“A storm is coming and will arrive on our shores any moment, you must go to your home and bolt yourself in until it lifts”
Aine was about to agree but now not only did she definitely see movement but something drew her towards it so she nimbly slipped out of the grasp of the elder and ran down to the shore. Suddenly a wind caught her and threw her onto her back and as she tried to regain her bearings she was entranced by the stars and as she looked out to sea that is all she saw. The storm was gone. As she glanced around her she saw, standing but 5 feet away a cow, the moonlight dancing off of its pure white hair. As though the waves had made its very essence clean and then it spoke.
“I have been sent to assist you in your plight.”
Aine having not thought until that point that she had hit her head was now doubting herself.
“you just talked”
“indeed I did my child and I would speak to all your people so as to promise them my aid”
Aine still taken aback by this talking creature and somewhat wary that the tales of Selkies and the such like may also apply to cows. Aine cautiously led the cow away from the sea and towards the village where she was met by an astonished congregation of islanders who, but a few minutes before, had been preparing for a winter storm and now were faced with a clear moonlight night. Then the cow spoke:
“I have come to help you in this time of famine. While I may not offer much, I can offer each of you a pail of milk for each day that you require it and that milk, being a gift from the gods shall act as all the sustenance that you shall require.”
The villagers now forgetting their earlier wonderment at the vanishing storm were now transfixed on the cow that had just appeared from the sea and appeared to be speaking to them. The youngest of the elder council spoke first:

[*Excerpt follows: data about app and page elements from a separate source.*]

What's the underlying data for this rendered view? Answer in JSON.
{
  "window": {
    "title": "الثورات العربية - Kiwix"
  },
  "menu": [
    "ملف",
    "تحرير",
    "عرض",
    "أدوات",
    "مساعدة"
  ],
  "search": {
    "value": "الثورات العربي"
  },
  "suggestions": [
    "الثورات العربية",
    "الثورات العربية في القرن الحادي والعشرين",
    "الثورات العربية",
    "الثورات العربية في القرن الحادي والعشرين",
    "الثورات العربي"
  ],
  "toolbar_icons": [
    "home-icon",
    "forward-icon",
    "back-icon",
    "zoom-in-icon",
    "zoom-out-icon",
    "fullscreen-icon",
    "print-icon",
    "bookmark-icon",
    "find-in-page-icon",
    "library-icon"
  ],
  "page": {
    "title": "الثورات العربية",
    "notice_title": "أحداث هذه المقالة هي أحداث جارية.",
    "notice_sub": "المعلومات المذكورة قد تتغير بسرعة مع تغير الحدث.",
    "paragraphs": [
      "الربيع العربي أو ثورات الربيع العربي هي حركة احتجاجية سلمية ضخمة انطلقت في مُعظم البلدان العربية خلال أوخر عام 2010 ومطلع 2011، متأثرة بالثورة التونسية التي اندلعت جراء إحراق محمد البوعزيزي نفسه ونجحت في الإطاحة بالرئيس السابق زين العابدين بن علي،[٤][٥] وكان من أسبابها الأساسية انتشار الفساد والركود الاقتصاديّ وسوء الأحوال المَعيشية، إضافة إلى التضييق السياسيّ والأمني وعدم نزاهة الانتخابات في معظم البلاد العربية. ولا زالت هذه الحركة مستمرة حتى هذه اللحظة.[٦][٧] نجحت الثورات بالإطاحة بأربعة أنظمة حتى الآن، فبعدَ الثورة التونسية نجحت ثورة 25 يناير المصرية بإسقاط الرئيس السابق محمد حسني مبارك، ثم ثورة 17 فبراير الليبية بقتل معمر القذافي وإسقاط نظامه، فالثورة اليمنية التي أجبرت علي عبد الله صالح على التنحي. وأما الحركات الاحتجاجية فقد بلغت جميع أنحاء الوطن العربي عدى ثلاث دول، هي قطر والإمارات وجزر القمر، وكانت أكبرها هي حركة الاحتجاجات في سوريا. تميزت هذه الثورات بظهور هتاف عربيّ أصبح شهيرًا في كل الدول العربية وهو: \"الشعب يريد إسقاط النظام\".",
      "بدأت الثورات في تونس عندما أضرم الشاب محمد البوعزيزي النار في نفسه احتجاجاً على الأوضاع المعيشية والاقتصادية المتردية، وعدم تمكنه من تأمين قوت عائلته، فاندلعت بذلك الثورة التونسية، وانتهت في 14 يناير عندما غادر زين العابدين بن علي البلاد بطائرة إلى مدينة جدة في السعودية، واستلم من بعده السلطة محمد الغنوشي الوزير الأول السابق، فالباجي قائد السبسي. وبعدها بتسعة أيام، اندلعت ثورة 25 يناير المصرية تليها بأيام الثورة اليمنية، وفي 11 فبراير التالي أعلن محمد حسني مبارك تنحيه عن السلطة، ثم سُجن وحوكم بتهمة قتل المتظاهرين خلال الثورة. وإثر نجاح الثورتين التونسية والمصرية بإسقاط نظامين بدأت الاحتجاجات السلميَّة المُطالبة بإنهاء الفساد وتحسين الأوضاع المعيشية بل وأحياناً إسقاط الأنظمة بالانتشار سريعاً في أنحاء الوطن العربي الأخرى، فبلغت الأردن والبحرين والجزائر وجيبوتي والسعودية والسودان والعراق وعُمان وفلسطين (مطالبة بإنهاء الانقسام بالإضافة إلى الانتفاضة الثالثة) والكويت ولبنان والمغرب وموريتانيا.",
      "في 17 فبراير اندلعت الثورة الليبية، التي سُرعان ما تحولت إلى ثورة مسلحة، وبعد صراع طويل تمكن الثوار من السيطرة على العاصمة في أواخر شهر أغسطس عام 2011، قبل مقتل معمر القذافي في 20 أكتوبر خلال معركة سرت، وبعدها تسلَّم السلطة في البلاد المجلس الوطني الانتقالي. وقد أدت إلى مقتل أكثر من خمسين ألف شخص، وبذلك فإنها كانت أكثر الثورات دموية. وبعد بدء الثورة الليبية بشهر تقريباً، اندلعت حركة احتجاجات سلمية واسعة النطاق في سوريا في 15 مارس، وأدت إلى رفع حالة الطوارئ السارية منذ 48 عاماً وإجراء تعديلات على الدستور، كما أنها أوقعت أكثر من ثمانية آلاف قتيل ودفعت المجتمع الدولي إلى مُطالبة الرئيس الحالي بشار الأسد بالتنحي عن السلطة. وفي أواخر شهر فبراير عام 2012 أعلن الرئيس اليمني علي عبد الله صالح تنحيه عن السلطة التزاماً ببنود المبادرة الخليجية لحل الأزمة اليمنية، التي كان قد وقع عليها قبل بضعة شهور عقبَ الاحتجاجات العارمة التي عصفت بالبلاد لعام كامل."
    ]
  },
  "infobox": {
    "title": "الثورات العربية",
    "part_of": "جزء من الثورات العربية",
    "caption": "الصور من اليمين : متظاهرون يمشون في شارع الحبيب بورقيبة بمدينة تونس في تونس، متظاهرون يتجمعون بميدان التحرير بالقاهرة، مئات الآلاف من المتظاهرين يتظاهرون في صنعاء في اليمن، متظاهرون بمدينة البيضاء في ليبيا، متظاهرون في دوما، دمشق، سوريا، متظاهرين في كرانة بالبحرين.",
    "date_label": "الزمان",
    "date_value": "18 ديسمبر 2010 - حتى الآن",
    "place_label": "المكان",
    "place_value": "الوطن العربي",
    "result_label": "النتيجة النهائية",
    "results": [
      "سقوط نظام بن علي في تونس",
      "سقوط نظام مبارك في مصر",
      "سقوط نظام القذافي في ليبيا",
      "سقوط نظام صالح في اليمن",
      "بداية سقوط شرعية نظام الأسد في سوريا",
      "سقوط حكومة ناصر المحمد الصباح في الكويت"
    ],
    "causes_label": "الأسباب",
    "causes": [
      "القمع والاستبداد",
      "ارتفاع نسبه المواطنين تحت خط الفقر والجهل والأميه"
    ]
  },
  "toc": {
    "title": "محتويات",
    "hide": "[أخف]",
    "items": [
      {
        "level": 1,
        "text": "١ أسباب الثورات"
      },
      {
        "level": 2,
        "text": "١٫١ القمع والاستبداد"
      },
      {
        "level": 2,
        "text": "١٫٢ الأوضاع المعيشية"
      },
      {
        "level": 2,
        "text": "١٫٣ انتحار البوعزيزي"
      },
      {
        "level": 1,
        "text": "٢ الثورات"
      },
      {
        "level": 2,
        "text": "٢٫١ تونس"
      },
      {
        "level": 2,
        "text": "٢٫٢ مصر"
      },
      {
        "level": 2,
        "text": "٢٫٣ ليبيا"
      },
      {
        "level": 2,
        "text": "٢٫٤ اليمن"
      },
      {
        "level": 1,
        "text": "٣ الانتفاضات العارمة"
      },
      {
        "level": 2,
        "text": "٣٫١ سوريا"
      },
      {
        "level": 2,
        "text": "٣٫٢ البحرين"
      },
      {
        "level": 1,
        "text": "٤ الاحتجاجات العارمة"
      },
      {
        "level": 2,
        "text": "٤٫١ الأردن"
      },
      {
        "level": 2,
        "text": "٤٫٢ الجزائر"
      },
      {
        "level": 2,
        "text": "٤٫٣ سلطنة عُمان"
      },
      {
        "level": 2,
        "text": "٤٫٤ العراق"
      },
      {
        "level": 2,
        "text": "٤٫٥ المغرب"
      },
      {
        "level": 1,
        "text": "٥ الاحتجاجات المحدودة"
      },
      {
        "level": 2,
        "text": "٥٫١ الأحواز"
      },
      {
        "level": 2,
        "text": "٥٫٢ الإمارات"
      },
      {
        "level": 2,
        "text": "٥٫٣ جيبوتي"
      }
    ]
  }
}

“if you are indeed sent by the gods rather than some evil creature who doth seek to purge us, how shall we know?”
“Join me on first light at the middle of the standing stones there I shall fulfil my promise and should you distrust my action perhaps the young one who did greet me upon the shore shall drink the milk and prove to you all what I say is true?”
And so it was that on first light Aine stood with her pail and drank from it the bounty of fresh milk and having quenched her thirst felt her hunger ebb too, in fact she felt better than she ever had.
“why this stuff is better than she promised, I feel stronger than ever” cried Aine.
With that the islanders began to queue and one by one exclaimed in delight as their stomachs were once again full and as the week went on each day more nourishment was received. On the final day of that week it all went awry. At the end of the queue stood the widow of the north and as she bent down to milk the cow she placed under it a sieve then started to milk and as a sieve could never be full so the cow was unable to fulfil its promise. It turned to Aine who, while about to leave, had noticed the lack of progress made in filling the pail and had decided to remain.
“This woman is a trickster of the foulest form, a witch who has depleted me, for when the pail cannot be filled I cannot provide another. I believe though that with what I have given you and with the winter season being over in but two weeks, you are assured. You should not starve”
With that the cow ran off towards the ocean and it was reported by the fisherman that she leapt into the sea vanishing before their very eyes.
As Aine went to sleep that evening she saw the white cow transform into a beautiful woman who spoke to her:
“Thank you for your help my child, I am sorry I had to go”
“Who are you?” Aine probed lightly.
“Some call me Bu-Vinda but I go by many names- some also know me as partner to Dagda, mother of Aengus but I have been many things to many people. To your island I was the white cow and for all the islanders will know that is all I have ever been.”
The nights soon grew longer, the islanders survived and sure enough in time crops were sewn, animals left their burrows, lambs were born, fish were found, kitchen tables were filled and the island once again thrived. The White Cow became no more than a whisper of a legend, but the island remembers her bounty, deep in the bones of the soil.